Friday, June 17, 2011

Why Church Activity Sometimes Is a Facade - and the Solution

The following was my initial response to a post on Mormon Matters a couple of years ago entitled, The Facade of Activity, written by Jeff Spector:

It is interesting to me that "the Church" keeps saying, over and over and over, that it can only be a supplement to what happens at the individual level and in the individual home. I think a lot of members just don't get that idea - that they equate "the Church" to the entity that is responsible for their spirituality and righteousness.

Thus, the "facade" (imo) is the gap between what they want "the Church" to be and what it actually is.

I don't think that will change EVER for ANYONE until leaders at the local level and individual members focus on preaching Jesus and His life more than Christ crucified and programs implemented. Christ crucified (and resurrected, of course) saves us, but Jesus of Nazareth showed and taught us how to live and become. That's what truly converts, imo (repenting [changing] and becoming more like Jesus) - and truly converted people use activity in church (and all kinds, really) to bless and love and serve others, not for themselves.

I get tired of people trying to come up with "how to reach people". If it were a matter of creating some program, it would have been created by now. Programs and activities are important for what they do (bring people together for a chance at mutual edification), but that's about all they can do - they can't provide the actual edification.

For example, one of my former Stake Presidents talked once to the Bishops about serving in the community simply to bless and help others - NOT as a "missionary tool". He talked about not seeing people (inside and outside the Church) as potential converts or projects, but instead simply as brothers and sisters in need. He talked about not accepting others for who we want them to be (conditionally), but simply loving them for who they are (unconditionally) - hoping they will grow with us to be "new creatures in Christ" but loving them completely even if we never see any change.
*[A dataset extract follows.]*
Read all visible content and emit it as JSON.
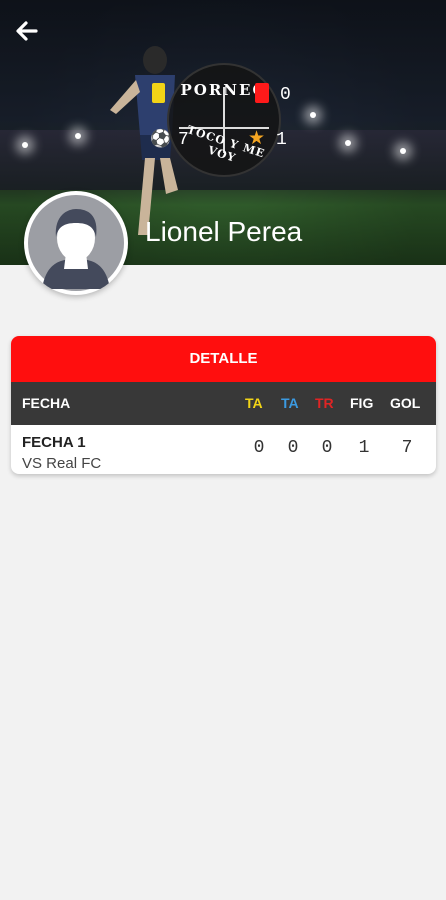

To me, that is the heart of the difference between activity as a "facade" and activity as a sign of conversion.


Christy said...

Here, here (or is it hear, hear)! This explains why I have an aversion to missionary work...I cannot get over the feeling of trying to sell something, even though I love the gospel, know it is true for everyone, and see it as the greatest thing in my life. If I can change my thinking to that of that stake president, maybe things will change for me. Having said that, after teaching seminary for four years to a bunch of kids who are a bit rough around the edges, I have learned that the most important thing for me to do is love them. Oh, and probably next to that in importance is my own personal worthiness.

Funny, isn't that what you just wrote about?

Love your posts.

Anonymous said...

Great post. I do, however, think that it isn't so black and white.
I have children. You can't expect teens to come to church and have it be all about how they can serve others. It is just unrealistic. They really do need to have "programs" to help them learn and mature in the gospel and in life. By programs I mean positive experiences that involve the gospel but also involve other things like good fun, social interaction, life skills learning, intellectual learning, personal development, opportunities for success, etc.

Papa D said...

Thanks, Christy. That is a central issue I have seen over the years.

Anonymous, I agree totally wth regard to children - and I certainly don't see very much in black and white. By "program", I meant more "extra stuff outside the regular stuff". The "regular stuff" we have in place is fine, imo - IF it actually is implemented as intended with the right outlook. I don't think we need "new programs"; I think we need the right attitudes in the current programs. If that leads to "enhanced programs" . . . great!

Nora Ray said...

I think programs are important for the children and youth but also for new members. Staying LDS requires a lot of support in the beginning. Programs can provide a structure for that support.

Papa D said...

Nora Ray, I agree that programs are important for what they do. I don't want to do away with programs; I just don't want to spend time trying to figure out new programs.